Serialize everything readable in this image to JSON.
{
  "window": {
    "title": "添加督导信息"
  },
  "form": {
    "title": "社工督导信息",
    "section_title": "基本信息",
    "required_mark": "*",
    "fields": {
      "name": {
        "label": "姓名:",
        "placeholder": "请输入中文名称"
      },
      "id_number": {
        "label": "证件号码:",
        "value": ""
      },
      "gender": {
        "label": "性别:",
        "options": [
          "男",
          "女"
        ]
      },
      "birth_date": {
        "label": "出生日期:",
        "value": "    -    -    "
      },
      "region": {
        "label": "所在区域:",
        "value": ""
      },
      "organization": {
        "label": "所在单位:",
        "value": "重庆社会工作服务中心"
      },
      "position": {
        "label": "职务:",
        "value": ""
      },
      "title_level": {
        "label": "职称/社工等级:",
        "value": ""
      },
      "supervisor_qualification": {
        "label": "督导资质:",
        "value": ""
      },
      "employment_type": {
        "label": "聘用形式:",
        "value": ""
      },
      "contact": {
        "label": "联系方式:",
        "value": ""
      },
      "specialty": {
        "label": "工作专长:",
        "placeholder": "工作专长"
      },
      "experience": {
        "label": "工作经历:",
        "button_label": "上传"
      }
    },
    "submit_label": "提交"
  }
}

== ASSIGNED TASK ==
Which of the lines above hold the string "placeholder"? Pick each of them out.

== SOLUTION FOR THIS PROBLEM ==
        "placeholder": "请输入中文名称"
        "placeholder": "工作专长"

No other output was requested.